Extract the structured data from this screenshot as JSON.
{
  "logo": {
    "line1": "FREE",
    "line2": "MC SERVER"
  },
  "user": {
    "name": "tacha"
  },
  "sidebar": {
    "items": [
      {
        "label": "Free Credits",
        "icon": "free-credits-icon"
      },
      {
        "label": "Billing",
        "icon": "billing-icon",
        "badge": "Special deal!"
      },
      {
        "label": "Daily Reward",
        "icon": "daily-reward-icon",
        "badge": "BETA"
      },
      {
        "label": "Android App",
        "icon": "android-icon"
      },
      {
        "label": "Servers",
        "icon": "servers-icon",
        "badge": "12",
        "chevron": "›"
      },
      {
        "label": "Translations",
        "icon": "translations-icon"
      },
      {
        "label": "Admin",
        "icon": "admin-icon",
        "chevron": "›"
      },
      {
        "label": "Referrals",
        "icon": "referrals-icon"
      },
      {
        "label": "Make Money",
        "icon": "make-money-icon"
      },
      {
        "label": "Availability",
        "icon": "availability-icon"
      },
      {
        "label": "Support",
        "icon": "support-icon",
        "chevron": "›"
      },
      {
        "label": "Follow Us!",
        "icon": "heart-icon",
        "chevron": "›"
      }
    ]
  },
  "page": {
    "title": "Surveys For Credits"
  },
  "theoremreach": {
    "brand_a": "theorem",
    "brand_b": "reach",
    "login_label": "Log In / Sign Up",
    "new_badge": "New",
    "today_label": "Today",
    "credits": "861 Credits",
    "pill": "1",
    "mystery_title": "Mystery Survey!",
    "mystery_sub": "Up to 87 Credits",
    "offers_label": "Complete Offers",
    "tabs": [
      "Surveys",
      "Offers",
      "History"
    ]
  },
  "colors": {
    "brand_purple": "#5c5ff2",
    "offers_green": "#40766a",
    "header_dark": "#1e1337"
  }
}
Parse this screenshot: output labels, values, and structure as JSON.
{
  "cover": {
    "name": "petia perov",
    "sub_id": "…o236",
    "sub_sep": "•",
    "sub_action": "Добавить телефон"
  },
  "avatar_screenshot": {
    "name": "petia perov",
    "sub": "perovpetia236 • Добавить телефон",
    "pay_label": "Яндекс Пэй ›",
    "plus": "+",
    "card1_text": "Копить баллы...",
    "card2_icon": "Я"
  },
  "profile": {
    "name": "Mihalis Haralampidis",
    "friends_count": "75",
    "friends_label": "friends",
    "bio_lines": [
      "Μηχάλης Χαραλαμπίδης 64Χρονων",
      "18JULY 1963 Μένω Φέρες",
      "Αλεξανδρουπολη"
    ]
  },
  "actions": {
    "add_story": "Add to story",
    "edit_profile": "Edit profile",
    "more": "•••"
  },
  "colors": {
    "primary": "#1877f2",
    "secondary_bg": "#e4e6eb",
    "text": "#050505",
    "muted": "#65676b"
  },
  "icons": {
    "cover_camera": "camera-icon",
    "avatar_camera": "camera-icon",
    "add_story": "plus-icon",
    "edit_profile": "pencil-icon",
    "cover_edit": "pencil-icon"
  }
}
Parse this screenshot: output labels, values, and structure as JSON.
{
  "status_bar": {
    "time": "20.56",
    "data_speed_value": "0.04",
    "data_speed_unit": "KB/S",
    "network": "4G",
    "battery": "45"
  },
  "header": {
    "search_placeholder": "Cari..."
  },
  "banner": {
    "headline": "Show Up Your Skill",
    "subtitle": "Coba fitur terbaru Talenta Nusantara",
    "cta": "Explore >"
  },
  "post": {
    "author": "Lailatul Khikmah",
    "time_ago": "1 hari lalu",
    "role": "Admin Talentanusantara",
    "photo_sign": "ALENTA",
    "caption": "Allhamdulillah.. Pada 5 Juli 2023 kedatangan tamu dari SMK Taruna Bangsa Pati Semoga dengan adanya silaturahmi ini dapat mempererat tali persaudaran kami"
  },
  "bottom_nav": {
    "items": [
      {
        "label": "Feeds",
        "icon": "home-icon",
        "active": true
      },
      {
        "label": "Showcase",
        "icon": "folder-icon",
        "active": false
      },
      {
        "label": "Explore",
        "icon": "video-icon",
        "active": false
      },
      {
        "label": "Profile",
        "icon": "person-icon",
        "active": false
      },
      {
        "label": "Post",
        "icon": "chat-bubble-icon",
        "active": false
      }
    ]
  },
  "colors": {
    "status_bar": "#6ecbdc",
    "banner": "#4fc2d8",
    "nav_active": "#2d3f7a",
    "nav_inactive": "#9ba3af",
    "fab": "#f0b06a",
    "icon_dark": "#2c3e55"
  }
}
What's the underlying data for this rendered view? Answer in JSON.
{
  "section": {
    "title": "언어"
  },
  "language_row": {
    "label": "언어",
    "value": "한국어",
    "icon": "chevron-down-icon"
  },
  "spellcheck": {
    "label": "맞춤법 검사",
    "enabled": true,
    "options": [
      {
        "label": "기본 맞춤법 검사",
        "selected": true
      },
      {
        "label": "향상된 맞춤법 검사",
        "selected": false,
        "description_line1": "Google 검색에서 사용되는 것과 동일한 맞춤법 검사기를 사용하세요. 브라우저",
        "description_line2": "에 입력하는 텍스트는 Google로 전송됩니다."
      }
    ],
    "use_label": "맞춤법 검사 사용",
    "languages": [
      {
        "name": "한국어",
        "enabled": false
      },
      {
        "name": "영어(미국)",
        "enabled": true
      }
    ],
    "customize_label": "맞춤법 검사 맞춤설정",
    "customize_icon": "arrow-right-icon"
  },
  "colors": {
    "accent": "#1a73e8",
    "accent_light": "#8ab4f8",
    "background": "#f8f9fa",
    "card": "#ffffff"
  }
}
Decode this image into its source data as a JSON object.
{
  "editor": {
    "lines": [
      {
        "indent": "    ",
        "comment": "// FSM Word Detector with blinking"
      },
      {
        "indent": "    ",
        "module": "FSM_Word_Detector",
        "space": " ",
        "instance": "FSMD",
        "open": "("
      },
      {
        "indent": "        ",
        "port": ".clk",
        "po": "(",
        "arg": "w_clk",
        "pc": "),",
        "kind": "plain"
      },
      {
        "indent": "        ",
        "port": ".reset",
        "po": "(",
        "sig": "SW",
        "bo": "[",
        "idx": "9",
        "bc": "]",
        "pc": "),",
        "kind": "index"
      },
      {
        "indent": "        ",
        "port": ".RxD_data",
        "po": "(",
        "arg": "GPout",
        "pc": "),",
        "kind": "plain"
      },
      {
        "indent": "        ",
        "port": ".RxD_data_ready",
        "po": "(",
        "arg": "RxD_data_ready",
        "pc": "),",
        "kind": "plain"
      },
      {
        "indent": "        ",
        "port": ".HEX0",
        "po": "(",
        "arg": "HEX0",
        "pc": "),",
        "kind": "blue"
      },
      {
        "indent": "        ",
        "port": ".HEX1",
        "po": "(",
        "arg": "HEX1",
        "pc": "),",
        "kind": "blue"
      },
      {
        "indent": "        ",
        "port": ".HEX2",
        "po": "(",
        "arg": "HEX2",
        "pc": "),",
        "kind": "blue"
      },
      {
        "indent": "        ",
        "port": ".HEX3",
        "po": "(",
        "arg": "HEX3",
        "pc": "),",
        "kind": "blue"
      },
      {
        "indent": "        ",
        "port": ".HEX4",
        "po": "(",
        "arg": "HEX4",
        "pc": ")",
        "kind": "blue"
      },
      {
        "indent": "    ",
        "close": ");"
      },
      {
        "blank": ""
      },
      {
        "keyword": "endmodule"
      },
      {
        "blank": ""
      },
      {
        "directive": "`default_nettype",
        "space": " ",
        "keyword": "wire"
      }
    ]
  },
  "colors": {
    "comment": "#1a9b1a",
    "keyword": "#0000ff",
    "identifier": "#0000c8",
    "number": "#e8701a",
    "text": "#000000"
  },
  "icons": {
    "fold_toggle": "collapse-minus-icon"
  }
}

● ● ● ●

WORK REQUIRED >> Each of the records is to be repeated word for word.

ANSWER AREA >>
Extract the structured data from this screenshot as JSON.
{
  "logo": {
    "line1": "FREE",
    "line2": "MC SERVER"
  },
  "user": {
    "name": "tacha"
  },
  "sidebar": {
    "items": [
      {
        "label": "Free Credits",
        "icon": "free-credits-icon"
      },
      {
        "label": "Billing",
        "icon": "billing-icon",
        "badge": "Special deal!"
      },
      {
        "label": "Daily Reward",
        "icon": "daily-reward-icon",
        "badge": "BETA"
      },
      {
        "label": "Android App",
        "icon": "android-icon"
      },
      {
        "label": "Servers",
        "icon": "servers-icon",
        "badge": "12",
        "chevron": "›"
      },
      {
        "label": "Translations",
        "icon": "translations-icon"
      },
      {
        "label": "Admin",
        "icon": "admin-icon",
        "chevron": "›"
      },
      {
        "label": "Referrals",
        "icon": "referrals-icon"
      },
      {
        "label": "Make Money",
        "icon": "make-money-icon"
      },
      {
        "label": "Availability",
        "icon": "availability-icon"
      },
      {
        "label": "Support",
        "icon": "support-icon",
        "chevron": "›"
      },
      {
        "label": "Follow Us!",
        "icon": "heart-icon",
        "chevron": "›"
      }
    ]
  },
  "page": {
    "title": "Surveys For Credits"
  },
  "theoremreach": {
    "brand_a": "theorem",
    "brand_b": "reach",
    "login_label": "Log In / Sign Up",
    "new_badge": "New",
    "today_label": "Today",
    "credits": "861 Credits",
    "pill": "1",
    "mystery_title": "Mystery Survey!",
    "mystery_sub": "Up to 87 Credits",
    "offers_label": "Complete Offers",
    "tabs": [
      "Surveys",
      "Offers",
      "History"
    ]
  },
  "colors": {
    "brand_purple": "#5c5ff2",
    "offers_green": "#40766a",
    "header_dark": "#1e1337"
  }
}
Parse this screenshot: output labels, values, and structure as JSON.
{
  "cover": {
    "name": "petia perov",
    "sub_id": "…o236",
    "sub_sep": "•",
    "sub_action": "Добавить телефон"
  },
  "avatar_screenshot": {
    "name": "petia perov",
    "sub": "perovpetia236 • Добавить телефон",
    "pay_label": "Яндекс Пэй ›",
    "plus": "+",
    "card1_text": "Копить баллы...",
    "card2_icon": "Я"
  },
  "profile": {
    "name": "Mihalis Haralampidis",
    "friends_count": "75",
    "friends_label": "friends",
    "bio_lines": [
      "Μηχάλης Χαραλαμπίδης 64Χρονων",
      "18JULY 1963 Μένω Φέρες",
      "Αλεξανδρουπολη"
    ]
  },
  "actions": {
    "add_story": "Add to story",
    "edit_profile": "Edit profile",
    "more": "•••"
  },
  "colors": {
    "primary": "#1877f2",
    "secondary_bg": "#e4e6eb",
    "text": "#050505",
    "muted": "#65676b"
  },
  "icons": {
    "cover_camera": "camera-icon",
    "avatar_camera": "camera-icon",
    "add_story": "plus-icon",
    "edit_profile": "pencil-icon",
    "cover_edit": "pencil-icon"
  }
}
Parse this screenshot: output labels, values, and structure as JSON.
{
  "status_bar": {
    "time": "20.56",
    "data_speed_value": "0.04",
    "data_speed_unit": "KB/S",
    "network": "4G",
    "battery": "45"
  },
  "header": {
    "search_placeholder": "Cari..."
  },
  "banner": {
    "headline": "Show Up Your Skill",
    "subtitle": "Coba fitur terbaru Talenta Nusantara",
    "cta": "Explore >"
  },
  "post": {
    "author": "Lailatul Khikmah",
    "time_ago": "1 hari lalu",
    "role": "Admin Talentanusantara",
    "photo_sign": "ALENTA",
    "caption": "Allhamdulillah.. Pada 5 Juli 2023 kedatangan tamu dari SMK Taruna Bangsa Pati Semoga dengan adanya silaturahmi ini dapat mempererat tali persaudaran kami"
  },
  "bottom_nav": {
    "items": [
      {
        "label": "Feeds",
        "icon": "home-icon",
        "active": true
      },
      {
        "label": "Showcase",
        "icon": "folder-icon",
        "active": false
      },
      {
        "label": "Explore",
        "icon": "video-icon",
        "active": false
      },
      {
        "label": "Profile",
        "icon": "person-icon",
        "active": false
      },
      {
        "label": "Post",
        "icon": "chat-bubble-icon",
        "active": false
      }
    ]
  },
  "colors": {
    "status_bar": "#6ecbdc",
    "banner": "#4fc2d8",
    "nav_active": "#2d3f7a",
    "nav_inactive": "#9ba3af",
    "fab": "#f0b06a",
    "icon_dark": "#2c3e55"
  }
}
What's the underlying data for this rendered view? Answer in JSON.
{
  "section": {
    "title": "언어"
  },
  "language_row": {
    "label": "언어",
    "value": "한국어",
    "icon": "chevron-down-icon"
  },
  "spellcheck": {
    "label": "맞춤법 검사",
    "enabled": true,
    "options": [
      {
        "label": "기본 맞춤법 검사",
        "selected": true
      },
      {
        "label": "향상된 맞춤법 검사",
        "selected": false,
        "description_line1": "Google 검색에서 사용되는 것과 동일한 맞춤법 검사기를 사용하세요. 브라우저",
        "description_line2": "에 입력하는 텍스트는 Google로 전송됩니다."
      }
    ],
    "use_label": "맞춤법 검사 사용",
    "languages": [
      {
        "name": "한국어",
        "enabled": false
      },
      {
        "name": "영어(미국)",
        "enabled": true
      }
    ],
    "customize_label": "맞춤법 검사 맞춤설정",
    "customize_icon": "arrow-right-icon"
  },
  "colors": {
    "accent": "#1a73e8",
    "accent_light": "#8ab4f8",
    "background": "#f8f9fa",
    "card": "#ffffff"
  }
}
Decode this image into its source data as a JSON object.
{
  "editor": {
    "lines": [
      {
        "indent": "    ",
        "comment": "// FSM Word Detector with blinking"
      },
      {
        "indent": "    ",
        "module": "FSM_Word_Detector",
        "space": " ",
        "instance": "FSMD",
        "open": "("
      },
      {
        "indent": "        ",
        "port": ".clk",
        "po": "(",
        "arg": "w_clk",
        "pc": "),",
        "kind": "plain"
      },
      {
        "indent": "        ",
        "port": ".reset",
        "po": "(",
        "sig": "SW",
        "bo": "[",
        "idx": "9",
        "bc": "]",
        "pc": "),",
        "kind": "index"
      },
      {
        "indent": "        ",
        "port": ".RxD_data",
        "po": "(",
        "arg": "GPout",
        "pc": "),",
        "kind": "plain"
      },
      {
        "indent": "        ",
        "port": ".RxD_data_ready",
        "po": "(",
        "arg": "RxD_data_ready",
        "pc": "),",
        "kind": "plain"
      },
      {
        "indent": "        ",
        "port": ".HEX0",
        "po": "(",
        "arg": "HEX0",
        "pc": "),",
        "kind": "blue"
      },
      {
        "indent": "        ",
        "port": ".HEX1",
        "po": "(",
        "arg": "HEX1",
        "pc": "),",
        "kind": "blue"
      },
      {
        "indent": "        ",
        "port": ".HEX2",
        "po": "(",
        "arg": "HEX2",
        "pc": "),",
        "kind": "blue"
      },
      {
        "indent": "        ",
        "port": ".HEX3",
        "po": "(",
        "arg": "HEX3",
        "pc": "),",
        "kind": "blue"
      },
      {
        "indent": "        ",
        "port": ".HEX4",
        "po": "(",
        "arg": "HEX4",
        "pc": ")",
        "kind": "blue"
      },
      {
        "indent": "    ",
        "close": ");"
      },
      {
        "blank": ""
      },
      {
        "keyword": "endmodule"
      },
      {
        "blank": ""
      },
      {
        "directive": "`default_nettype",
        "space": " ",
        "keyword": "wire"
      }
    ]
  },
  "colors": {
    "comment": "#1a9b1a",
    "keyword": "#0000ff",
    "identifier": "#0000c8",
    "number": "#e8701a",
    "text": "#000000"
  },
  "icons": {
    "fold_toggle": "collapse-minus-icon"
  }
}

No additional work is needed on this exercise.